### Data supplied
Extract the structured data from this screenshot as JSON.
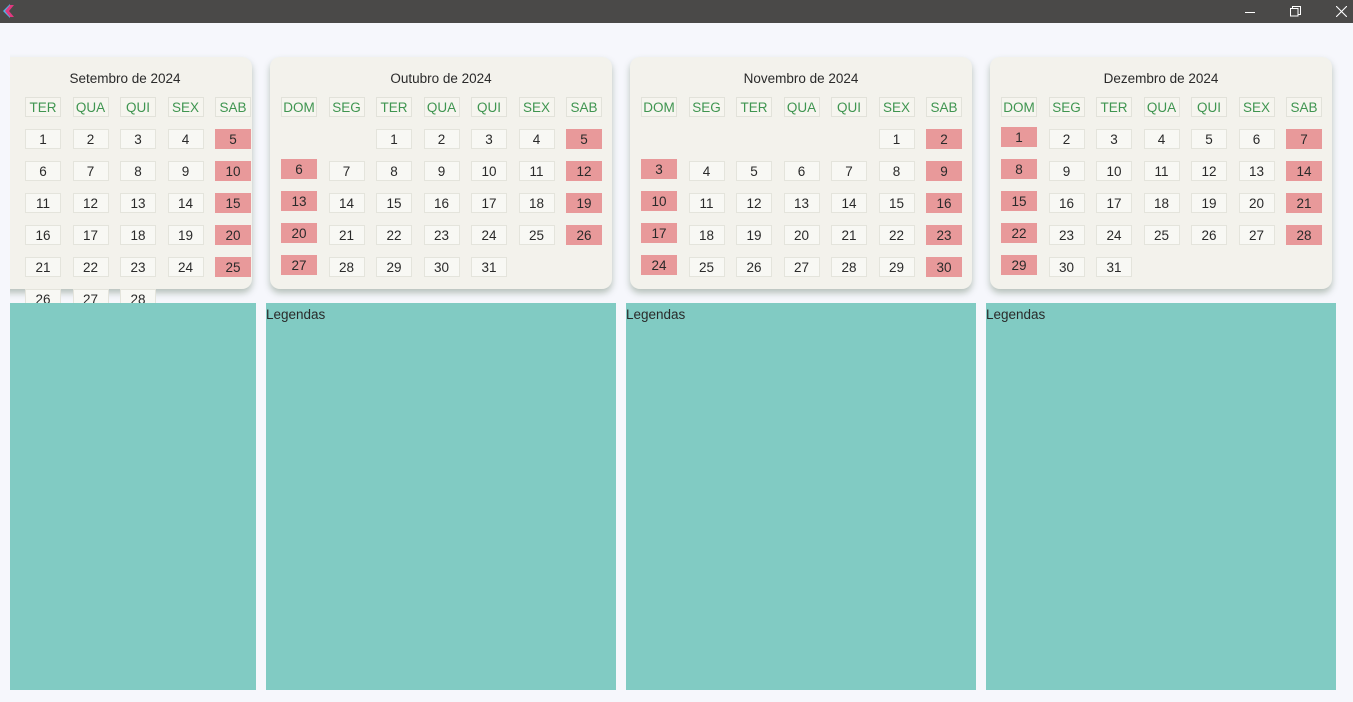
{
  "window": {
    "controls": [
      "minimize",
      "restore",
      "close"
    ],
    "app_icon": "app-logo-icon"
  },
  "colors": {
    "titlebar": "#4a4948",
    "background": "#f6f7fc",
    "card": "#f3f2ec",
    "weekday_text": "#3f9550",
    "weekend_highlight": "#e8999a",
    "panel": "#81cbc3"
  },
  "months": [
    {
      "title": "Setembro de 2024",
      "weekdays": [
        "TER",
        "QUA",
        "QUI",
        "SEX",
        "SAB"
      ],
      "first_col": 0,
      "days": 28
    },
    {
      "title": "Outubro de 2024",
      "weekdays": [
        "DOM",
        "SEG",
        "TER",
        "QUA",
        "QUI",
        "SEX",
        "SAB"
      ],
      "first_col": 2,
      "days": 31
    },
    {
      "title": "Novembro de 2024",
      "weekdays": [
        "DOM",
        "SEG",
        "TER",
        "QUA",
        "QUI",
        "SEX",
        "SAB"
      ],
      "first_col": 5,
      "days": 30
    },
    {
      "title": "Dezembro de 2024",
      "weekdays": [
        "DOM",
        "SEG",
        "TER",
        "QUA",
        "QUI",
        "SEX",
        "SAB"
      ],
      "first_col": 0,
      "days": 31
    }
  ],
  "panels": [
    {
      "label": ""
    },
    {
      "label": "Legendas"
    },
    {
      "label": "Legendas"
    },
    {
      "label": "Legendas"
    }
  ]
}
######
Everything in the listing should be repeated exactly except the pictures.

# Exercise response:
Extract the structured data from this screenshot as JSON.
{
  "window": {
    "controls": [
      "minimize",
      "restore",
      "close"
    ],
    "app_icon": "app-logo-icon"
  },
  "colors": {
    "titlebar": "#4a4948",
    "background": "#f6f7fc",
    "card": "#f3f2ec",
    "weekday_text": "#3f9550",
    "weekend_highlight": "#e8999a",
    "panel": "#81cbc3"
  },
  "months": [
    {
      "title": "Setembro de 2024",
      "weekdays": [
        "TER",
        "QUA",
        "QUI",
        "SEX",
        "SAB"
      ],
      "first_col": 0,
      "days": 28
    },
    {
      "title": "Outubro de 2024",
      "weekdays": [
        "DOM",
        "SEG",
        "TER",
        "QUA",
        "QUI",
        "SEX",
        "SAB"
      ],
      "first_col": 2,
      "days": 31
    },
    {
      "title": "Novembro de 2024",
      "weekdays": [
        "DOM",
        "SEG",
        "TER",
        "QUA",
        "QUI",
        "SEX",
        "SAB"
      ],
      "first_col": 5,
      "days": 30
    },
    {
      "title": "Dezembro de 2024",
      "weekdays": [
        "DOM",
        "SEG",
        "TER",
        "QUA",
        "QUI",
        "SEX",
        "SAB"
      ],
      "first_col": 0,
      "days": 31
    }
  ],
  "panels": [
    {
      "label": ""
    },
    {
      "label": "Legendas"
    },
    {
      "label": "Legendas"
    },
    {
      "label": "Legendas"
    }
  ]
}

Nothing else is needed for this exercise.